[Data entries]
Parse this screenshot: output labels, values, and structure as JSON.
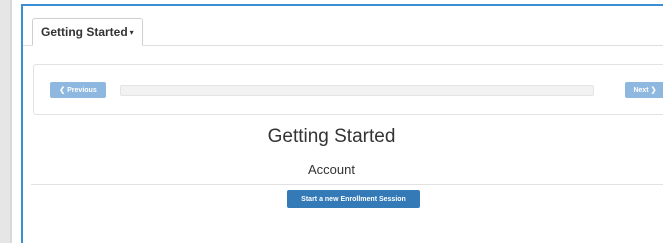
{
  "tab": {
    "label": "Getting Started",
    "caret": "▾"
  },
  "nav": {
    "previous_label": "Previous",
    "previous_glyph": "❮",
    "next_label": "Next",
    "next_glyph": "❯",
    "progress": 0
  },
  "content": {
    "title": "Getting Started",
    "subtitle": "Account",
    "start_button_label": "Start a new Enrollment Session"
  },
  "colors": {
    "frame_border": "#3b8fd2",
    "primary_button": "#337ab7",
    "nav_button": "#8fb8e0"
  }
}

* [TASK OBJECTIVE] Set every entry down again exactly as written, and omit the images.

* [TASK RESPONSE]
Parse this screenshot: output labels, values, and structure as JSON.
{
  "tab": {
    "label": "Getting Started",
    "caret": "▾"
  },
  "nav": {
    "previous_label": "Previous",
    "previous_glyph": "❮",
    "next_label": "Next",
    "next_glyph": "❯",
    "progress": 0
  },
  "content": {
    "title": "Getting Started",
    "subtitle": "Account",
    "start_button_label": "Start a new Enrollment Session"
  },
  "colors": {
    "frame_border": "#3b8fd2",
    "primary_button": "#337ab7",
    "nav_button": "#8fb8e0"
  }
}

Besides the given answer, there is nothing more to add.